The Sinking City by Frogwares is a third person action adventure horror game that has deep roots in the HP Lovecraft universe. The Cthulhu styled themes and familiar gameplay make this a joy to play even though there are a few issues around combat and movement.
Oakmont is the setting of the game which is a 1920’s seaside town that has been affected by a devastating flood of supernatural origins. The town feels old and lived in and the damage caused by the flood can be seen both the surface of the buildings and the pain on the NPCs faces.
It’s one thing this game does very well, immersion in the story. The voice acting is very good and the mannerisms of the character models are fantastic. Each person you meet has micro expressions that genuinely add to the narrative.
You play Charles Reed, a private eye with a military background, because this is “Lovecraftian” and that is always the cliche centre of the world, just look at the game “Call of Cthulhu”. The adventure begins with your character suffering from dark visions that call him to Oakmont in search of a cure before the madness sets in.
Along the way you’ll meet monsters known as Wildbeasts which come in various types and sizes. The combat in these moments can feel awkward and at times a throwback to the broken camera angles of previous generation games like Silent Hill. Your character can move extremely slow compared to your own reaction time at these times. This could be to add to the sensation of the monsters being faster than natural but it ends up feeling more like an unpolished mechanic of the game.

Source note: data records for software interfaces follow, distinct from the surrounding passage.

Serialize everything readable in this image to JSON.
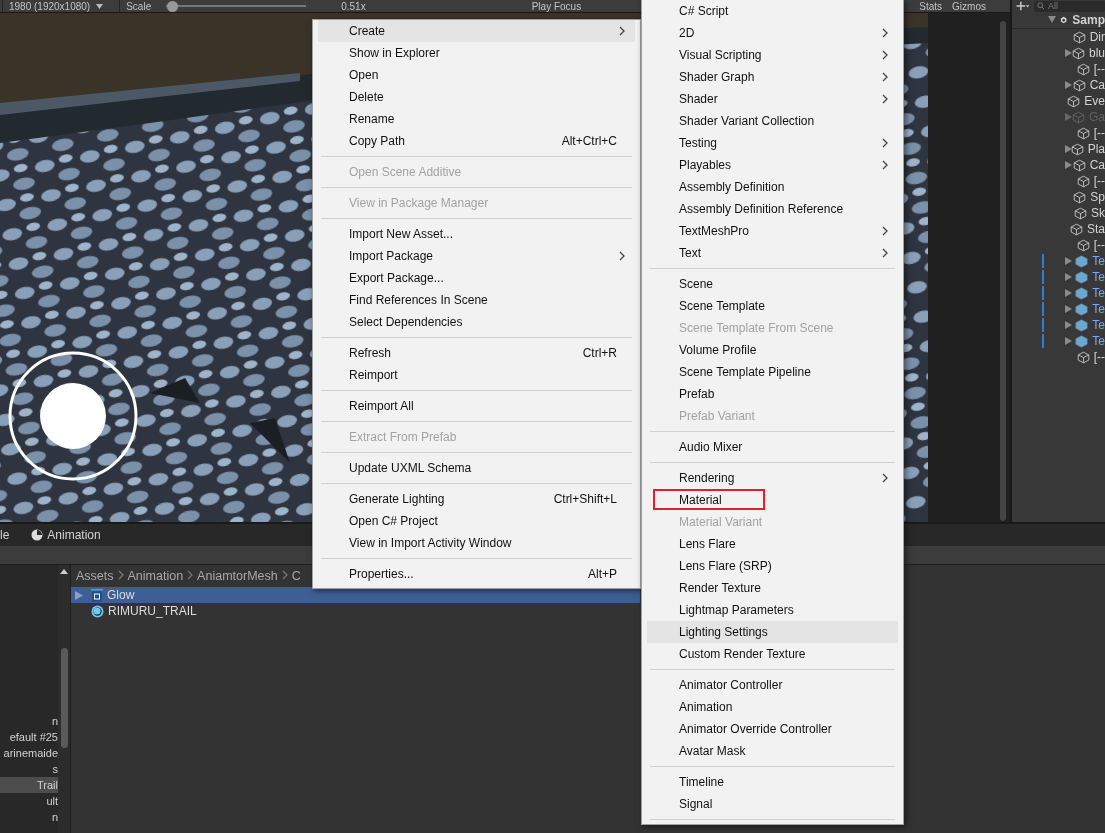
{
  "scene_toolbar": {
    "aspect": "1980 (1920x1080)",
    "scale_label": "Scale",
    "scale": {
      "level": 0.04,
      "reading": "0.51x"
    },
    "play_focus": "Play Focus",
    "stats": "Stats",
    "gizmos": "Gizmos"
  },
  "hierarchy": {
    "search_placeholder": "All",
    "root": {
      "label": "Samp",
      "expanded": true
    },
    "items": [
      {
        "label": "Dir",
        "kind": "object",
        "has_children": false,
        "disabled": false
      },
      {
        "label": "blu",
        "kind": "object",
        "has_children": true,
        "disabled": false
      },
      {
        "label": "[--",
        "kind": "object",
        "has_children": false,
        "disabled": false
      },
      {
        "label": "Ca",
        "kind": "object",
        "has_children": true,
        "disabled": false
      },
      {
        "label": "Eve",
        "kind": "object",
        "has_children": false,
        "disabled": false
      },
      {
        "label": "Ga",
        "kind": "object",
        "has_children": true,
        "disabled": true
      },
      {
        "label": "[--",
        "kind": "object",
        "has_children": false,
        "disabled": false
      },
      {
        "label": "Pla",
        "kind": "object",
        "has_children": true,
        "disabled": false
      },
      {
        "label": "Ca",
        "kind": "object",
        "has_children": true,
        "disabled": false
      },
      {
        "label": "[--",
        "kind": "object",
        "has_children": false,
        "disabled": false
      },
      {
        "label": "Sp",
        "kind": "object",
        "has_children": false,
        "disabled": false
      },
      {
        "label": "Sk",
        "kind": "object",
        "has_children": false,
        "disabled": false
      },
      {
        "label": "Sta",
        "kind": "object",
        "has_children": false,
        "disabled": false
      },
      {
        "label": "[--",
        "kind": "object",
        "has_children": false,
        "disabled": false
      },
      {
        "label": "Te",
        "kind": "prefab",
        "has_children": true,
        "disabled": false
      },
      {
        "label": "Te",
        "kind": "prefab",
        "has_children": true,
        "disabled": false
      },
      {
        "label": "Te",
        "kind": "prefab",
        "has_children": true,
        "disabled": false
      },
      {
        "label": "Te",
        "kind": "prefab",
        "has_children": true,
        "disabled": false
      },
      {
        "label": "Te",
        "kind": "prefab",
        "has_children": true,
        "disabled": false
      },
      {
        "label": "Te",
        "kind": "prefab",
        "has_children": true,
        "disabled": false
      },
      {
        "label": "[--",
        "kind": "object",
        "has_children": false,
        "disabled": false
      }
    ]
  },
  "bottom_tabs": [
    {
      "label": "le",
      "kind": "plain"
    },
    {
      "label": "Animation",
      "kind": "clock"
    }
  ],
  "folder_tree": [
    {
      "label": "n",
      "selected": false
    },
    {
      "label": "efault #25",
      "selected": false
    },
    {
      "label": "arinemaide",
      "selected": false
    },
    {
      "label": "s",
      "selected": false
    },
    {
      "label": "Trail",
      "selected": true
    },
    {
      "label": "ult",
      "selected": false
    },
    {
      "label": "n",
      "selected": false
    }
  ],
  "breadcrumb": [
    "Assets",
    "Animation",
    "AniamtorMesh",
    "C"
  ],
  "assets": [
    {
      "name": "Glow",
      "kind": "prefab",
      "selected": true,
      "expandable": true
    },
    {
      "name": "RIMURU_TRAIL",
      "kind": "material",
      "selected": false,
      "expandable": false
    }
  ],
  "context_menu": {
    "items": [
      {
        "kind": "item",
        "label": "Create",
        "submenu": true,
        "disabled": false,
        "selected": true
      },
      {
        "kind": "item",
        "label": "Show in Explorer",
        "submenu": false,
        "disabled": false,
        "selected": false
      },
      {
        "kind": "item",
        "label": "Open",
        "submenu": false,
        "disabled": false,
        "selected": false
      },
      {
        "kind": "item",
        "label": "Delete",
        "submenu": false,
        "disabled": false,
        "selected": false
      },
      {
        "kind": "item",
        "label": "Rename",
        "submenu": false,
        "disabled": false,
        "selected": false
      },
      {
        "kind": "item",
        "label": "Copy Path",
        "shortcut": "Alt+Ctrl+C",
        "submenu": false,
        "disabled": false,
        "selected": false
      },
      {
        "kind": "separator"
      },
      {
        "kind": "item",
        "label": "Open Scene Additive",
        "submenu": false,
        "disabled": true,
        "selected": false
      },
      {
        "kind": "separator"
      },
      {
        "kind": "item",
        "label": "View in Package Manager",
        "submenu": false,
        "disabled": true,
        "selected": false
      },
      {
        "kind": "separator"
      },
      {
        "kind": "item",
        "label": "Import New Asset...",
        "submenu": false,
        "disabled": false,
        "selected": false
      },
      {
        "kind": "item",
        "label": "Import Package",
        "submenu": true,
        "disabled": false,
        "selected": false
      },
      {
        "kind": "item",
        "label": "Export Package...",
        "submenu": false,
        "disabled": false,
        "selected": false
      },
      {
        "kind": "item",
        "label": "Find References In Scene",
        "submenu": false,
        "disabled": false,
        "selected": false
      },
      {
        "kind": "item",
        "label": "Select Dependencies",
        "submenu": false,
        "disabled": false,
        "selected": false
      },
      {
        "kind": "separator"
      },
      {
        "kind": "item",
        "label": "Refresh",
        "shortcut": "Ctrl+R",
        "submenu": false,
        "disabled": false,
        "selected": false
      },
      {
        "kind": "item",
        "label": "Reimport",
        "submenu": false,
        "disabled": false,
        "selected": false
      },
      {
        "kind": "separator"
      },
      {
        "kind": "item",
        "label": "Reimport All",
        "submenu": false,
        "disabled": false,
        "selected": false
      },
      {
        "kind": "separator"
      },
      {
        "kind": "item",
        "label": "Extract From Prefab",
        "submenu": false,
        "disabled": true,
        "selected": false
      },
      {
        "kind": "separator"
      },
      {
        "kind": "item",
        "label": "Update UXML Schema",
        "submenu": false,
        "disabled": false,
        "selected": false
      },
      {
        "kind": "separator"
      },
      {
        "kind": "item",
        "label": "Generate Lighting",
        "shortcut": "Ctrl+Shift+L",
        "submenu": false,
        "disabled": false,
        "selected": false
      },
      {
        "kind": "item",
        "label": "Open C# Project",
        "submenu": false,
        "disabled": false,
        "selected": false
      },
      {
        "kind": "item",
        "label": "View in Import Activity Window",
        "submenu": false,
        "disabled": false,
        "selected": false
      },
      {
        "kind": "separator"
      },
      {
        "kind": "item",
        "label": "Properties...",
        "shortcut": "Alt+P",
        "submenu": false,
        "disabled": false,
        "selected": false
      }
    ]
  },
  "create_submenu": {
    "items": [
      {
        "kind": "item",
        "label": "C# Script",
        "submenu": false,
        "disabled": false,
        "selected": false,
        "outlined": false
      },
      {
        "kind": "item",
        "label": "2D",
        "submenu": true,
        "disabled": false,
        "selected": false,
        "outlined": false
      },
      {
        "kind": "item",
        "label": "Visual Scripting",
        "submenu": true,
        "disabled": false,
        "selected": false,
        "outlined": false
      },
      {
        "kind": "item",
        "label": "Shader Graph",
        "submenu": true,
        "disabled": false,
        "selected": false,
        "outlined": false
      },
      {
        "kind": "item",
        "label": "Shader",
        "submenu": true,
        "disabled": false,
        "selected": false,
        "outlined": false
      },
      {
        "kind": "item",
        "label": "Shader Variant Collection",
        "submenu": false,
        "disabled": false,
        "selected": false,
        "outlined": false
      },
      {
        "kind": "item",
        "label": "Testing",
        "submenu": true,
        "disabled": false,
        "selected": false,
        "outlined": false
      },
      {
        "kind": "item",
        "label": "Playables",
        "submenu": true,
        "disabled": false,
        "selected": false,
        "outlined": false
      },
      {
        "kind": "item",
        "label": "Assembly Definition",
        "submenu": false,
        "disabled": false,
        "selected": false,
        "outlined": false
      },
      {
        "kind": "item",
        "label": "Assembly Definition Reference",
        "submenu": false,
        "disabled": false,
        "selected": false,
        "outlined": false
      },
      {
        "kind": "item",
        "label": "TextMeshPro",
        "submenu": true,
        "disabled": false,
        "selected": false,
        "outlined": false
      },
      {
        "kind": "item",
        "label": "Text",
        "submenu": true,
        "disabled": false,
        "selected": false,
        "outlined": false
      },
      {
        "kind": "separator"
      },
      {
        "kind": "item",
        "label": "Scene",
        "submenu": false,
        "disabled": false,
        "selected": false,
        "outlined": false
      },
      {
        "kind": "item",
        "label": "Scene Template",
        "submenu": false,
        "disabled": false,
        "selected": false,
        "outlined": false
      },
      {
        "kind": "item",
        "label": "Scene Template From Scene",
        "submenu": false,
        "disabled": true,
        "selected": false,
        "outlined": false
      },
      {
        "kind": "item",
        "label": "Volume Profile",
        "submenu": false,
        "disabled": false,
        "selected": false,
        "outlined": false
      },
      {
        "kind": "item",
        "label": "Scene Template Pipeline",
        "submenu": false,
        "disabled": false,
        "selected": false,
        "outlined": false
      },
      {
        "kind": "item",
        "label": "Prefab",
        "submenu": false,
        "disabled": false,
        "selected": false,
        "outlined": false
      },
      {
        "kind": "item",
        "label": "Prefab Variant",
        "submenu": false,
        "disabled": true,
        "selected": false,
        "outlined": false
      },
      {
        "kind": "separator"
      },
      {
        "kind": "item",
        "label": "Audio Mixer",
        "submenu": false,
        "disabled": false,
        "selected": false,
        "outlined": false
      },
      {
        "kind": "separator"
      },
      {
        "kind": "item",
        "label": "Rendering",
        "submenu": true,
        "disabled": false,
        "selected": false,
        "outlined": false
      },
      {
        "kind": "item",
        "label": "Material",
        "submenu": false,
        "disabled": false,
        "selected": false,
        "outlined": true
      },
      {
        "kind": "item",
        "label": "Material Variant",
        "submenu": false,
        "disabled": true,
        "selected": false,
        "outlined": false
      },
      {
        "kind": "item",
        "label": "Lens Flare",
        "submenu": false,
        "disabled": false,
        "selected": false,
        "outlined": false
      },
      {
        "kind": "item",
        "label": "Lens Flare (SRP)",
        "submenu": false,
        "disabled": false,
        "selected": false,
        "outlined": false
      },
      {
        "kind": "item",
        "label": "Render Texture",
        "submenu": false,
        "disabled": false,
        "selected": false,
        "outlined": false
      },
      {
        "kind": "item",
        "label": "Lightmap Parameters",
        "submenu": false,
        "disabled": false,
        "selected": false,
        "outlined": false
      },
      {
        "kind": "item",
        "label": "Lighting Settings",
        "submenu": false,
        "disabled": false,
        "selected": true,
        "outlined": false
      },
      {
        "kind": "item",
        "label": "Custom Render Texture",
        "submenu": false,
        "disabled": false,
        "selected": false,
        "outlined": false
      },
      {
        "kind": "separator"
      },
      {
        "kind": "item",
        "label": "Animator Controller",
        "submenu": false,
        "disabled": false,
        "selected": false,
        "outlined": false
      },
      {
        "kind": "item",
        "label": "Animation",
        "submenu": false,
        "disabled": false,
        "selected": false,
        "outlined": false
      },
      {
        "kind": "item",
        "label": "Animator Override Controller",
        "submenu": false,
        "disabled": false,
        "selected": false,
        "outlined": false
      },
      {
        "kind": "item",
        "label": "Avatar Mask",
        "submenu": false,
        "disabled": false,
        "selected": false,
        "outlined": false
      },
      {
        "kind": "separator"
      },
      {
        "kind": "item",
        "label": "Timeline",
        "submenu": false,
        "disabled": false,
        "selected": false,
        "outlined": false
      },
      {
        "kind": "item",
        "label": "Signal",
        "submenu": false,
        "disabled": false,
        "selected": false,
        "outlined": false
      },
      {
        "kind": "separator"
      }
    ]
  }
}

Combat is playable, but not necessarily enjoyable.
The part of the game that more than makes up for it though is the detective work. It really drives the narrative along in a way that makes every decision you make and every clue you find an important part of the process. Your own supernatural ability is reminiscent of the “Detective Mode” vision in the Batman: Arkham games if it was twisted with the incredible evil of Cthulhu. It takes you into the “Mind Palace” where you can see the shadows of events taking place to determine the motives of characters, it’s very well done. Don’t stay there too long, or you’ll notice the evil around you grasping to drag you in forever.
At times I compare this game to one of my favourites of all time, an Xbox title called “Alan Wake” which is one of the highest compliments I can give. The mythology focused world of evil surrounding the town without a doubt cements this as a game of depth and character and few tell it better than the Sinking City. The combat can let it down at times, but at the end of the day feels like a minor part of a much bigger story.
The Sinking City is available now on PC, Xbox and PS4